> > practical in large part because they are so inexpensive. But are they
> > artificially inexpensive? Shouldn't the price of purchasing a firearm
> > mirror the increased risk to self, and others even if only accidental
> > harms are involved?
> >
> > The purpose of a firearm is to throw metal at high speeds, over a
> > considerable distance, with accuracy. We all know that the intent of
> > such a stated purpose is to make killing more efficient.
> >
> > A tool used for killing is useful only insofar as the probability of
> > causing death increases with its at-will use in a wide variety of
> > circumstances. Firearms seem practical for self-preservation in large
> > part because they are useful by this standard. Consider that a nail-gun
> > has the same general purpose as a firearm (throwing metal at high
> > speeds) and would suffice to kill something, but its effectiveness for
> > killing is limited (a nail-gun has a short range, it is heavy, it
> > requires a pretty powerful compressor, it is inaccurate, etc.) In short,
> > it is an impractical killing device.
> >
> > Now, the point: the purchase price of a nail-gun may not reflect the
> > external costs of accidental harms, but it also does not reflect the
> > external benefits that result from its use for the purposes it is
> > designed for and the purposes it accomplishes most efficiently.

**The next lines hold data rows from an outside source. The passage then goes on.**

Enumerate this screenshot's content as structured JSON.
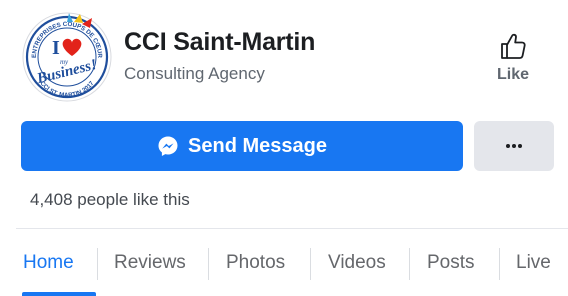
{
  "header": {
    "page_name": "CCI Saint-Martin",
    "category": "Consulting Agency",
    "avatar": {
      "logo_line_1": "I",
      "logo_line_2": "my",
      "logo_line_3": "Business!",
      "ring_text_top": "ENTREPRISES COUPS DE CŒUR",
      "ring_text_bottom": "CCI ST. MARTIN 2017"
    },
    "like": {
      "label": "Like",
      "icon": "thumbs-up-icon"
    }
  },
  "actions": {
    "send_message_label": "Send Message",
    "send_message_icon": "messenger-icon",
    "more_icon": "more-icon"
  },
  "stats": {
    "likes_text": "4,408 people like this"
  },
  "tabs": [
    {
      "label": "Home",
      "active": true
    },
    {
      "label": "Reviews",
      "active": false
    },
    {
      "label": "Photos",
      "active": false
    },
    {
      "label": "Videos",
      "active": false
    },
    {
      "label": "Posts",
      "active": false
    },
    {
      "label": "Live",
      "active": false
    }
  ],
  "colors": {
    "accent": "#1877f2",
    "text_primary": "#1c1e21",
    "text_secondary": "#65676b",
    "button_secondary_bg": "#e4e6eb",
    "logo_heart": "#e2231a",
    "logo_blue": "#1f4e9c"
  }
}
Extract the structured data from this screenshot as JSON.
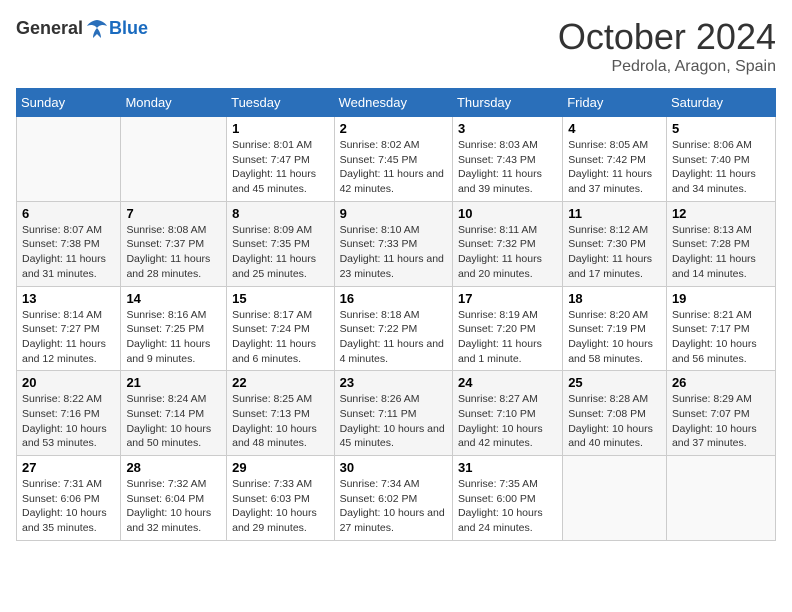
{
  "header": {
    "logo_general": "General",
    "logo_blue": "Blue",
    "month": "October 2024",
    "location": "Pedrola, Aragon, Spain"
  },
  "days_of_week": [
    "Sunday",
    "Monday",
    "Tuesday",
    "Wednesday",
    "Thursday",
    "Friday",
    "Saturday"
  ],
  "weeks": [
    [
      {
        "day": "",
        "info": ""
      },
      {
        "day": "",
        "info": ""
      },
      {
        "day": "1",
        "info": "Sunrise: 8:01 AM\nSunset: 7:47 PM\nDaylight: 11 hours and 45 minutes."
      },
      {
        "day": "2",
        "info": "Sunrise: 8:02 AM\nSunset: 7:45 PM\nDaylight: 11 hours and 42 minutes."
      },
      {
        "day": "3",
        "info": "Sunrise: 8:03 AM\nSunset: 7:43 PM\nDaylight: 11 hours and 39 minutes."
      },
      {
        "day": "4",
        "info": "Sunrise: 8:05 AM\nSunset: 7:42 PM\nDaylight: 11 hours and 37 minutes."
      },
      {
        "day": "5",
        "info": "Sunrise: 8:06 AM\nSunset: 7:40 PM\nDaylight: 11 hours and 34 minutes."
      }
    ],
    [
      {
        "day": "6",
        "info": "Sunrise: 8:07 AM\nSunset: 7:38 PM\nDaylight: 11 hours and 31 minutes."
      },
      {
        "day": "7",
        "info": "Sunrise: 8:08 AM\nSunset: 7:37 PM\nDaylight: 11 hours and 28 minutes."
      },
      {
        "day": "8",
        "info": "Sunrise: 8:09 AM\nSunset: 7:35 PM\nDaylight: 11 hours and 25 minutes."
      },
      {
        "day": "9",
        "info": "Sunrise: 8:10 AM\nSunset: 7:33 PM\nDaylight: 11 hours and 23 minutes."
      },
      {
        "day": "10",
        "info": "Sunrise: 8:11 AM\nSunset: 7:32 PM\nDaylight: 11 hours and 20 minutes."
      },
      {
        "day": "11",
        "info": "Sunrise: 8:12 AM\nSunset: 7:30 PM\nDaylight: 11 hours and 17 minutes."
      },
      {
        "day": "12",
        "info": "Sunrise: 8:13 AM\nSunset: 7:28 PM\nDaylight: 11 hours and 14 minutes."
      }
    ],
    [
      {
        "day": "13",
        "info": "Sunrise: 8:14 AM\nSunset: 7:27 PM\nDaylight: 11 hours and 12 minutes."
      },
      {
        "day": "14",
        "info": "Sunrise: 8:16 AM\nSunset: 7:25 PM\nDaylight: 11 hours and 9 minutes."
      },
      {
        "day": "15",
        "info": "Sunrise: 8:17 AM\nSunset: 7:24 PM\nDaylight: 11 hours and 6 minutes."
      },
      {
        "day": "16",
        "info": "Sunrise: 8:18 AM\nSunset: 7:22 PM\nDaylight: 11 hours and 4 minutes."
      },
      {
        "day": "17",
        "info": "Sunrise: 8:19 AM\nSunset: 7:20 PM\nDaylight: 11 hours and 1 minute."
      },
      {
        "day": "18",
        "info": "Sunrise: 8:20 AM\nSunset: 7:19 PM\nDaylight: 10 hours and 58 minutes."
      },
      {
        "day": "19",
        "info": "Sunrise: 8:21 AM\nSunset: 7:17 PM\nDaylight: 10 hours and 56 minutes."
      }
    ],
    [
      {
        "day": "20",
        "info": "Sunrise: 8:22 AM\nSunset: 7:16 PM\nDaylight: 10 hours and 53 minutes."
      },
      {
        "day": "21",
        "info": "Sunrise: 8:24 AM\nSunset: 7:14 PM\nDaylight: 10 hours and 50 minutes."
      },
      {
        "day": "22",
        "info": "Sunrise: 8:25 AM\nSunset: 7:13 PM\nDaylight: 10 hours and 48 minutes."
      },
      {
        "day": "23",
        "info": "Sunrise: 8:26 AM\nSunset: 7:11 PM\nDaylight: 10 hours and 45 minutes."
      },
      {
        "day": "24",
        "info": "Sunrise: 8:27 AM\nSunset: 7:10 PM\nDaylight: 10 hours and 42 minutes."
      },
      {
        "day": "25",
        "info": "Sunrise: 8:28 AM\nSunset: 7:08 PM\nDaylight: 10 hours and 40 minutes."
      },
      {
        "day": "26",
        "info": "Sunrise: 8:29 AM\nSunset: 7:07 PM\nDaylight: 10 hours and 37 minutes."
      }
    ],
    [
      {
        "day": "27",
        "info": "Sunrise: 7:31 AM\nSunset: 6:06 PM\nDaylight: 10 hours and 35 minutes."
      },
      {
        "day": "28",
        "info": "Sunrise: 7:32 AM\nSunset: 6:04 PM\nDaylight: 10 hours and 32 minutes."
      },
      {
        "day": "29",
        "info": "Sunrise: 7:33 AM\nSunset: 6:03 PM\nDaylight: 10 hours and 29 minutes."
      },
      {
        "day": "30",
        "info": "Sunrise: 7:34 AM\nSunset: 6:02 PM\nDaylight: 10 hours and 27 minutes."
      },
      {
        "day": "31",
        "info": "Sunrise: 7:35 AM\nSunset: 6:00 PM\nDaylight: 10 hours and 24 minutes."
      },
      {
        "day": "",
        "info": ""
      },
      {
        "day": "",
        "info": ""
      }
    ]
  ]
}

A
> > firearm designed for the express purpose of making killing more
> > efficient has external benefits only insofar as killing something can be
> > a benefit (rare and isolated situations which constitute a separate

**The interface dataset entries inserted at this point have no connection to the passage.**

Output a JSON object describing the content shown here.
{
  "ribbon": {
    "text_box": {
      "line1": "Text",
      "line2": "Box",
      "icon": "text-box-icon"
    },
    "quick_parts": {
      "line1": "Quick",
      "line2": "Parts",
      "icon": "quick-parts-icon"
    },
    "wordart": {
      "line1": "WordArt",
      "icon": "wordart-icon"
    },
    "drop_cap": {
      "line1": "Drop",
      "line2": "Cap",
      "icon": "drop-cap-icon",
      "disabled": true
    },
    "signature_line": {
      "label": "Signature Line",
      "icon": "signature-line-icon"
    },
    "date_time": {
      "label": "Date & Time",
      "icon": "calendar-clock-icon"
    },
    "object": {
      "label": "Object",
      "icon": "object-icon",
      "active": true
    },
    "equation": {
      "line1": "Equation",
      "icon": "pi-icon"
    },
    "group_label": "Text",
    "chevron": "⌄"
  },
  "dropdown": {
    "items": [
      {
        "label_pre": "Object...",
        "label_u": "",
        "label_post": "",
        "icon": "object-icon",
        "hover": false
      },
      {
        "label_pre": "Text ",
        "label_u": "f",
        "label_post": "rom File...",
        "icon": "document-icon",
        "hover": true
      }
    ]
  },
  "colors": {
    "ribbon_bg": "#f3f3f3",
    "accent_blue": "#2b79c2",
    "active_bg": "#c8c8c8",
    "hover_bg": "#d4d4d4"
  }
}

> > issue).
> >
> > However, this analysis neglects to weigh a possible external benefit
> > involved in throwing metal at high speeds, over considerable distances,
> > with accuracy. Namely, it is amusing for some people. Does this benefit

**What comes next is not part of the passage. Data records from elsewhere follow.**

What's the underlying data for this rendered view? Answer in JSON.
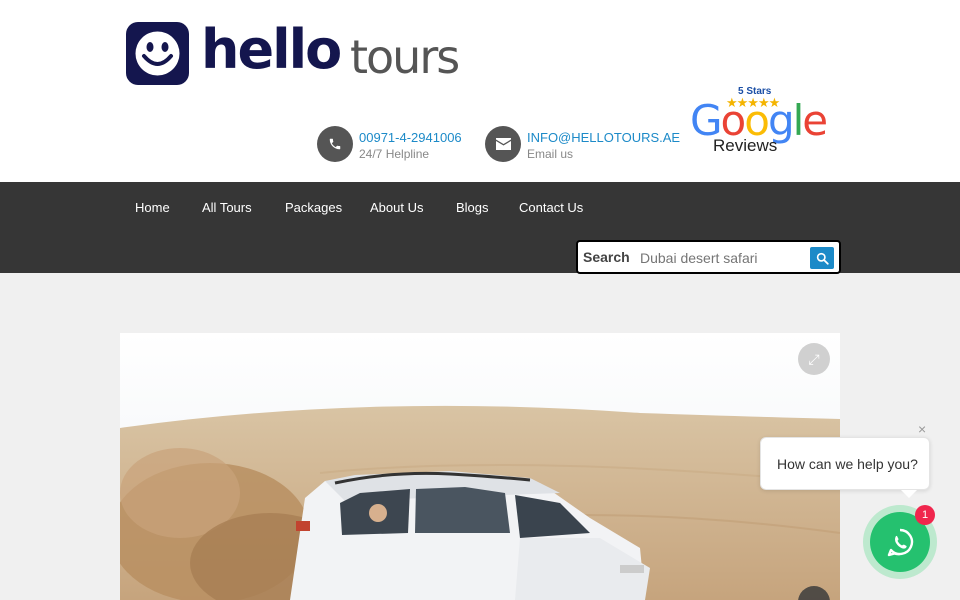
{
  "brand": {
    "hello": "hello",
    "tours": "tours",
    "brand_color": "#14164e"
  },
  "contacts": [
    {
      "icon": "phone-icon",
      "value": "00971-4-2941006",
      "label": "24/7 Helpline"
    },
    {
      "icon": "envelope-icon",
      "value": "INFO@HELLOTOURS.AE",
      "label": "Email us"
    }
  ],
  "google_badge": {
    "stars_label": "5 Stars",
    "stars": "★★★★★",
    "rating": 5,
    "word": "Google",
    "sub": "Reviews"
  },
  "nav": {
    "items": [
      "Home",
      "All Tours",
      "Packages",
      "About Us",
      "Blogs",
      "Contact Us"
    ]
  },
  "search": {
    "label": "Search",
    "placeholder": "Dubai desert safari",
    "icon": "search-icon"
  },
  "hero": {
    "expand_icon": "expand-icon",
    "next_icon": "chevron-right-icon"
  },
  "chat": {
    "message": "How can we help you?",
    "close": "×",
    "badge": "1",
    "icon": "whatsapp-icon"
  },
  "colors": {
    "accent": "#1c8ac8",
    "nav_bg": "#363636",
    "whatsapp": "#25c16f",
    "badge": "#f0264d"
  }
}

> > (in the aggregate) outweigh or equal the aggregate costs of accidental
> > death? I would guess that it probably doesn't.
> >
> > If this is so, then firearms are not as inexpensive as the market is
> > telling us, and they may not be the most practical method of ensuring
> > your own personal autonomy and freedom.
> >
> Given that the annual number of times firearms are used in self defense
> here in the US is anywhere between 600,000 to 2.4 million, depending who
> you talk to, this comes out to a rate range of 240 to 1,000 incidents of
> successful self defense with a firearm per 100,000 population. Comparing
> this to a murder rate of around 10 per 100,000 population, and a
> firearms related accident (not necessarily fatal) rate of .06 per
> 100,000 population, I think it shows pretty clearly that the benefits,
> not even counting the recreational benefits, far outweigh the potential
> costs.

If you want to consider the external benefits of firearm-related
defenses, then you must also consider the external costs of
firearm-related offenses. As far as I can tell, firearm production has a
tenuous causal relationship to both.

Keith M. Elis
A/K/A Hagbard (to the initiated)